It can’t – for two reasons. The first is that much of this kind of spending (FT applications, World-Class Commissioning assurance et al) was actually mandated by the DH.

MARS – the pay-off you can eat between jobs without losing your appetite
I am slightly surprised to find myself the first to spot that the funky new DH wheeze to get NHS managers to accept a worse deal than their contractual entitlement for redundancy – the Mutually Agreed Redundancy Scheme – has an acronym to die for (good enough even to forgive its not being a TLA - three-letter acronym).

MARS – the pay-off you can eat between jobs without ruining your appetite.

A MARS a day helps you work, rest and play.

MARS – pleasure you can’t measure.

Bacon smells pork barrel: a small, £446 million bonus for BT Health?
The excellent E-Health Insider reports that Conservative MP Richard Bacon, who sits on the Commons Public Accounts Committee, has written to the National Audit Office comptroller general requesting a value-for-money investigation into the £546 million contract awarded to BT last year by the national IT programme.

Bacon suggests that the true value of the contract may be worth as little as £100 million, leaving £446 million inadequately accounted for, in his view.

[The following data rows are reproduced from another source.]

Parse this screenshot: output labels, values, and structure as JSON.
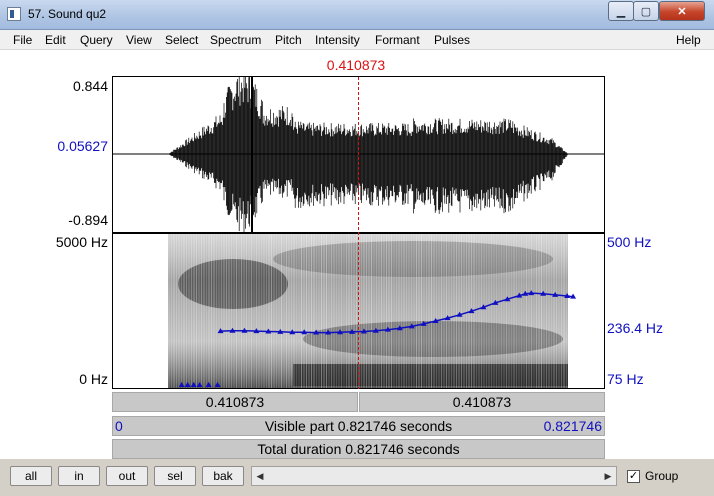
{
  "window": {
    "title": "57. Sound qu2"
  },
  "menu": [
    "File",
    "Edit",
    "Query",
    "View",
    "Select",
    "Spectrum",
    "Pitch",
    "Intensity",
    "Formant",
    "Pulses",
    "Help"
  ],
  "cursor": {
    "time_label": "0.410873",
    "time": 0.410873
  },
  "waveform": {
    "ymax_label": "0.844",
    "ycursor_label": "0.05627",
    "ymin_label": "-0.894"
  },
  "spectrogram": {
    "fmax_label": "5000 Hz",
    "fmin_label": "0 Hz"
  },
  "pitch": {
    "max_label": "500 Hz",
    "mid_label": "236.4 Hz",
    "min_label": "75 Hz"
  },
  "selection_bar": {
    "left_label": "0.410873",
    "right_label": "0.410873"
  },
  "visible": {
    "start_label": "0",
    "text": "Visible part 0.821746 seconds",
    "end_label": "0.821746"
  },
  "total": {
    "text": "Total duration 0.821746 seconds"
  },
  "toolbar": {
    "all": "all",
    "in": "in",
    "out": "out",
    "sel": "sel",
    "bak": "bak",
    "group_label": "Group",
    "group_checked": "✓"
  },
  "colors": {
    "cursor": "#d11111",
    "pitch": "#1010c0",
    "bars": "#c8c8c8"
  },
  "chart_data": {
    "type": "line",
    "x_range": [
      0,
      0.821746
    ],
    "pitch_range_hz": [
      75,
      500
    ],
    "series": [
      {
        "values": [
          [
            0.115,
            78
          ],
          [
            0.125,
            76
          ],
          [
            0.135,
            72
          ],
          [
            0.145,
            68
          ],
          [
            0.16,
            70
          ],
          [
            0.175,
            67
          ],
          [
            0.18,
            232
          ],
          [
            0.2,
            233
          ],
          [
            0.22,
            233
          ],
          [
            0.24,
            232
          ],
          [
            0.26,
            231
          ],
          [
            0.28,
            230
          ],
          [
            0.3,
            229
          ],
          [
            0.32,
            229
          ],
          [
            0.34,
            228
          ],
          [
            0.36,
            228
          ],
          [
            0.38,
            229
          ],
          [
            0.4,
            230
          ],
          [
            0.42,
            231
          ],
          [
            0.44,
            233
          ],
          [
            0.46,
            236
          ],
          [
            0.48,
            240
          ],
          [
            0.5,
            245
          ],
          [
            0.52,
            252
          ],
          [
            0.54,
            260
          ],
          [
            0.56,
            268
          ],
          [
            0.58,
            277
          ],
          [
            0.6,
            287
          ],
          [
            0.62,
            298
          ],
          [
            0.64,
            310
          ],
          [
            0.66,
            320
          ],
          [
            0.68,
            330
          ],
          [
            0.69,
            335
          ],
          [
            0.7,
            337
          ],
          [
            0.72,
            335
          ],
          [
            0.74,
            332
          ],
          [
            0.76,
            329
          ],
          [
            0.77,
            327
          ]
        ]
      }
    ]
  }
}
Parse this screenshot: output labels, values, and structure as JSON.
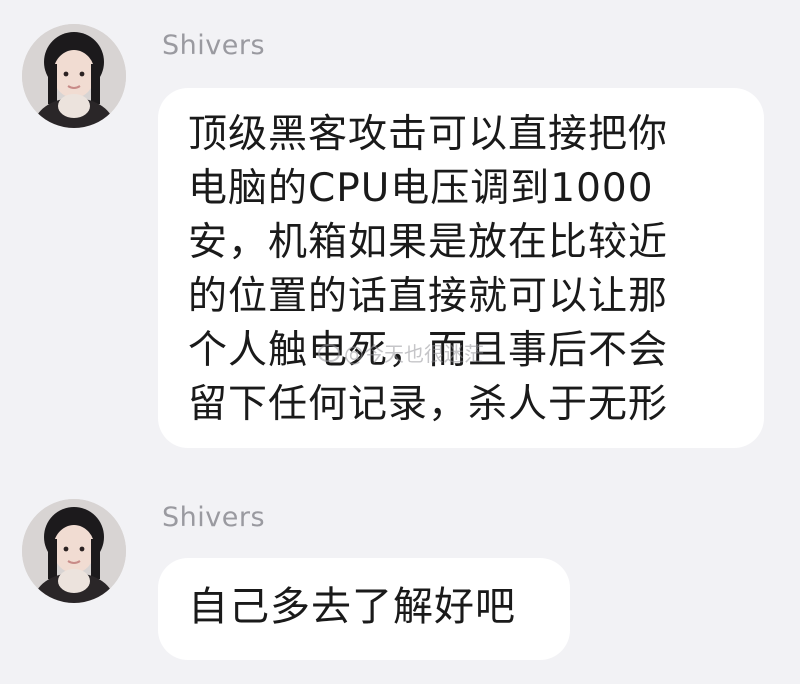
{
  "messages": [
    {
      "sender": "Shivers",
      "text": "顶级黑客攻击可以直接把你\n电脑的CPU电压调到1000\n安，机箱如果是放在比较近\n的位置的话直接就可以让那\n个人触电死，而且事后不会\n留下任何记录，杀人于无形"
    },
    {
      "sender": "Shivers",
      "text": "自己多去了解好吧"
    }
  ],
  "watermark": "@今天也很迷茫",
  "colors": {
    "background": "#f2f2f5",
    "bubble": "#ffffff",
    "sender": "#9a9aa0",
    "text": "#1a1a1a"
  }
}
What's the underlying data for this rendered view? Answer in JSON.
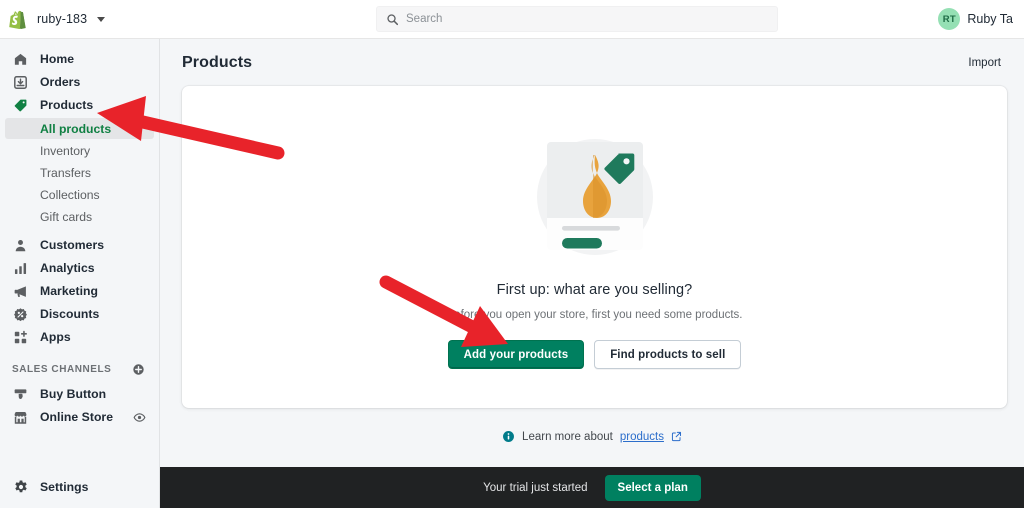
{
  "topbar": {
    "logo_icon": "shopify-bag-logo",
    "store_name": "ruby-183",
    "store_caret_icon": "chevron-down-icon",
    "search": {
      "icon": "search-icon",
      "placeholder": "Search",
      "value": ""
    },
    "user": {
      "avatar_initials": "RT",
      "name": "Ruby Ta"
    }
  },
  "sidebar": {
    "items": [
      {
        "label": "Home",
        "icon": "home-icon"
      },
      {
        "label": "Orders",
        "icon": "orders-inbox-icon"
      },
      {
        "label": "Products",
        "icon": "products-tag-icon",
        "active_parent": true
      }
    ],
    "product_subitems": [
      {
        "label": "All products",
        "active": true
      },
      {
        "label": "Inventory",
        "active": false
      },
      {
        "label": "Transfers",
        "active": false
      },
      {
        "label": "Collections",
        "active": false
      },
      {
        "label": "Gift cards",
        "active": false
      }
    ],
    "items_lower": [
      {
        "label": "Customers",
        "icon": "person-icon"
      },
      {
        "label": "Analytics",
        "icon": "bar-chart-icon"
      },
      {
        "label": "Marketing",
        "icon": "megaphone-icon"
      },
      {
        "label": "Discounts",
        "icon": "discount-percent-icon"
      },
      {
        "label": "Apps",
        "icon": "apps-grid-plus-icon"
      }
    ],
    "sales_channels": {
      "title": "SALES CHANNELS",
      "add_icon": "plus-circle-icon",
      "items": [
        {
          "label": "Buy Button",
          "icon": "buy-button-icon",
          "trailing_icon": ""
        },
        {
          "label": "Online Store",
          "icon": "storefront-icon",
          "trailing_icon": "eye-icon"
        }
      ]
    },
    "settings": {
      "label": "Settings",
      "icon": "gear-icon"
    }
  },
  "main": {
    "page_title": "Products",
    "import_label": "Import",
    "empty_state": {
      "illustration": "product-card-vase-illustration",
      "title": "First up: what are you selling?",
      "subtitle": "Before you open your store, first you need some products.",
      "primary_button": "Add your products",
      "secondary_button": "Find products to sell"
    },
    "learn_more": {
      "icon": "info-circle-icon",
      "text": "Learn more about",
      "link_label": "products",
      "external_icon": "external-link-icon"
    }
  },
  "banner": {
    "text": "Your trial just started",
    "button_label": "Select a plan"
  },
  "annotations": [
    {
      "name": "arrow-to-all-products",
      "color": "#e8232a"
    },
    {
      "name": "arrow-to-add-products",
      "color": "#e8232a"
    }
  ],
  "colors": {
    "brand_green": "#008060",
    "accent_green": "#108043",
    "page_bg": "#f4f6f8",
    "banner_bg": "#202223",
    "link_blue": "#2c6ecb",
    "annotation_red": "#e8232a"
  }
}
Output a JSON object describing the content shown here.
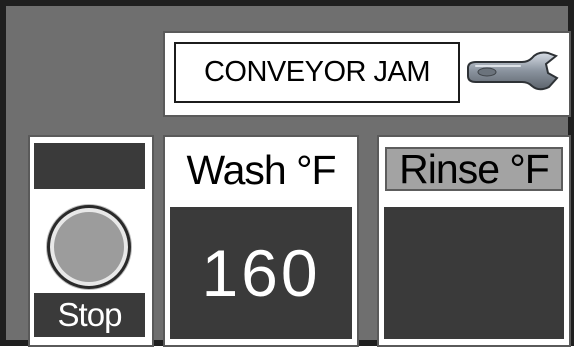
{
  "alarm": {
    "message": "CONVEYOR JAM",
    "icon": "wrench-icon"
  },
  "stop_control": {
    "indicator_state": "off",
    "lamp_state": "off",
    "label": "Stop"
  },
  "wash": {
    "title": "Wash °F",
    "temperature": "160"
  },
  "rinse": {
    "title": "Rinse °F",
    "temperature": ""
  },
  "colors": {
    "background": "#6f6f6f",
    "display_fill": "#3a3a3a",
    "rinse_title_fill": "#a3a3a3",
    "lamp_off": "#9c9c9c"
  }
}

Just think how staggered Andrew Lansley would be by that. He won’t walk straight for a week.

E-Health Insider also report that iSOFT’s CE Gary Cohen resigned as the company posted a statutory loss of £221 million for the financial year 2009-10. iSOFT’s pre-tax earnings fell 77% in the financial year, to £17 million, according the the report, which adds that 49% of iSoft’s revenue comes from Great Britain.

iSOFT’s history with money is not great: its directors, in the company’s former (pre-NED Sir Digby Jones-backed Torex takeover) incarnation as iSOFT Group PLC, are being charged with fraud by the Financial Services Authority.